[TASK DIRECTIONS] Find the word "author" in the records below. List each line containing it.

[GIVEN INFORMATION]
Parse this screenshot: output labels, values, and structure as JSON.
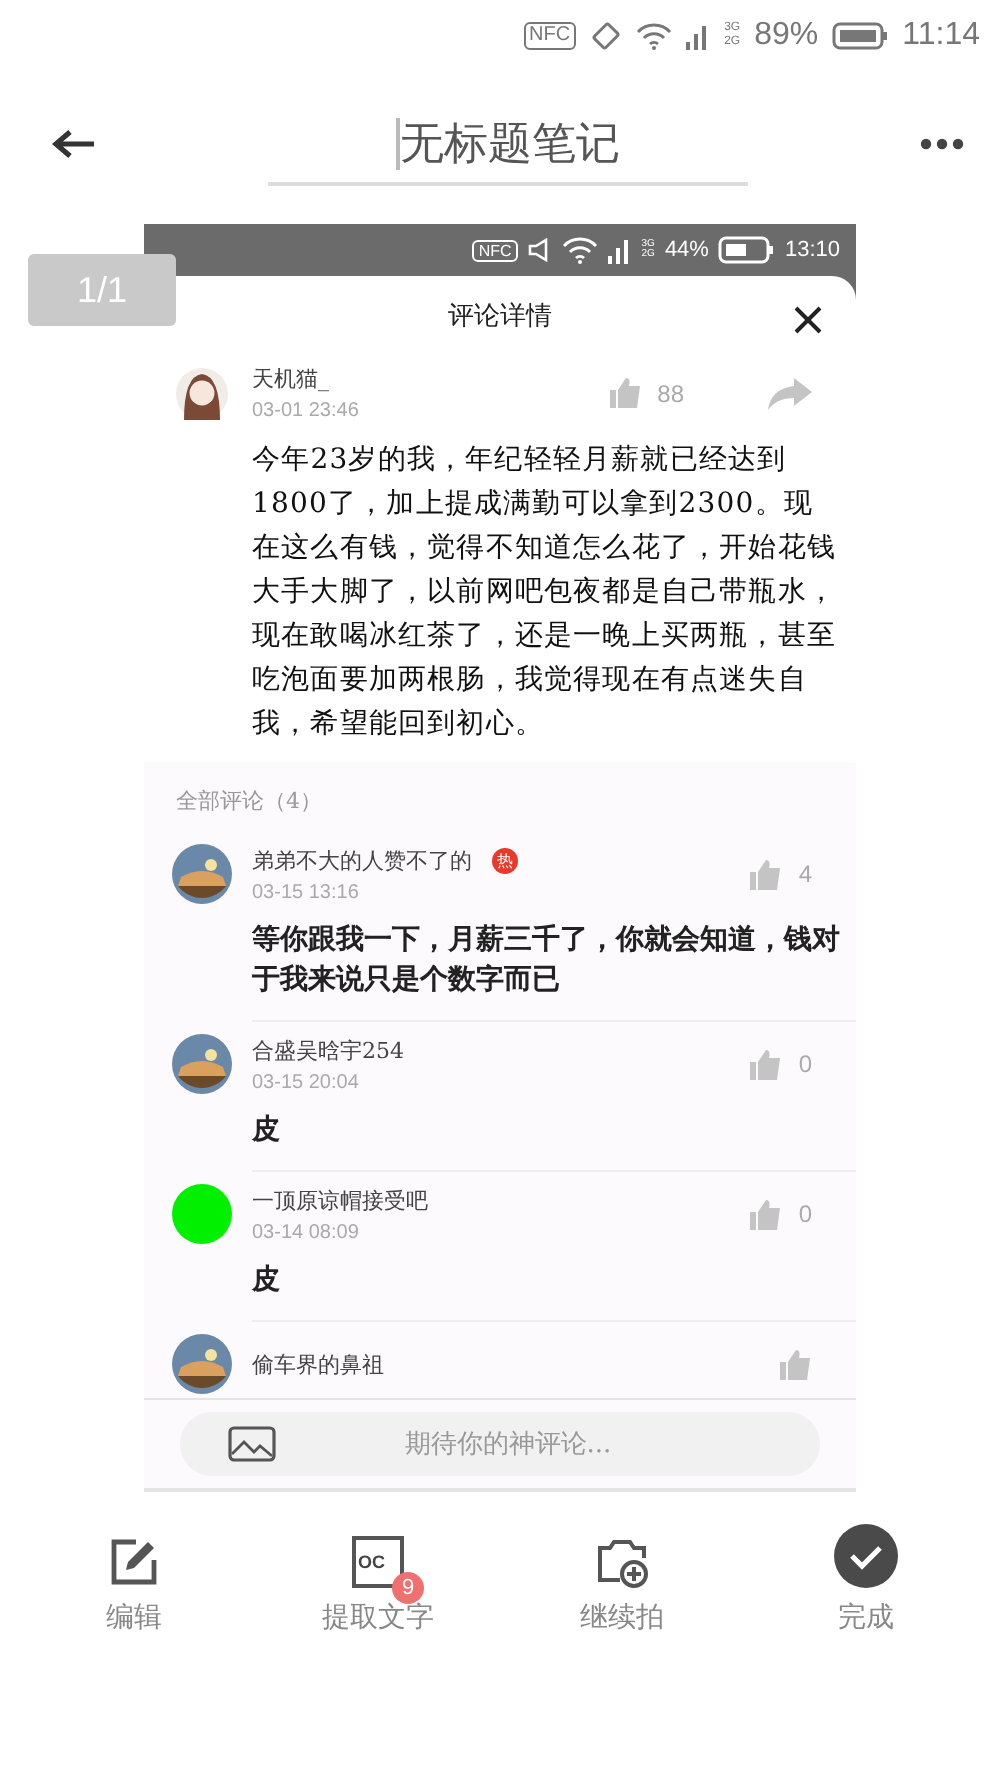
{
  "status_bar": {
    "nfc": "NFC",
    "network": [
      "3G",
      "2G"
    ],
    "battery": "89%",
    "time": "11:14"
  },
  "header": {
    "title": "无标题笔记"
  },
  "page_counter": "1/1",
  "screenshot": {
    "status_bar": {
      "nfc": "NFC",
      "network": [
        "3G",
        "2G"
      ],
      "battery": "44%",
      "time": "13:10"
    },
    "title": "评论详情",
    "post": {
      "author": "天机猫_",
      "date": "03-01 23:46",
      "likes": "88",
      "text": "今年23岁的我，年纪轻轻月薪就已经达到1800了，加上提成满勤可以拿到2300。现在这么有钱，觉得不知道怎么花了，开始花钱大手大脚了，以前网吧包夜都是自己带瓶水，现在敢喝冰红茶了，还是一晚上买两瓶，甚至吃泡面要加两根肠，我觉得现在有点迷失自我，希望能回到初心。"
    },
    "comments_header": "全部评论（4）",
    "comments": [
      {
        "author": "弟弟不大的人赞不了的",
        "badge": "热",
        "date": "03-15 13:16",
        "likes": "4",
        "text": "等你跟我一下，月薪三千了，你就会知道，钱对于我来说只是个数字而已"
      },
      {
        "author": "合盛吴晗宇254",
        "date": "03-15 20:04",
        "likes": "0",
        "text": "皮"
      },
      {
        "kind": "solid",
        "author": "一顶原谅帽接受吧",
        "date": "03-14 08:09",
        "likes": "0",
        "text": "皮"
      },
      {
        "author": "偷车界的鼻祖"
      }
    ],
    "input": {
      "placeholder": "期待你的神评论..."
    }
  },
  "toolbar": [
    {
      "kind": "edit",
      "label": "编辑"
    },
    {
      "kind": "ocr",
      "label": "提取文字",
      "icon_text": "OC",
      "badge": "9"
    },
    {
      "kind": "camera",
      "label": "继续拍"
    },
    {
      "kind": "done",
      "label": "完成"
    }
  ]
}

[RESULT FOR THIS TASK]
      "author": "天机猫_",
        "author": "弟弟不大的人赞不了的",
        "author": "合盛吴晗宇254",
        "author": "一顶原谅帽接受吧",
        "author": "偷车界的鼻祖"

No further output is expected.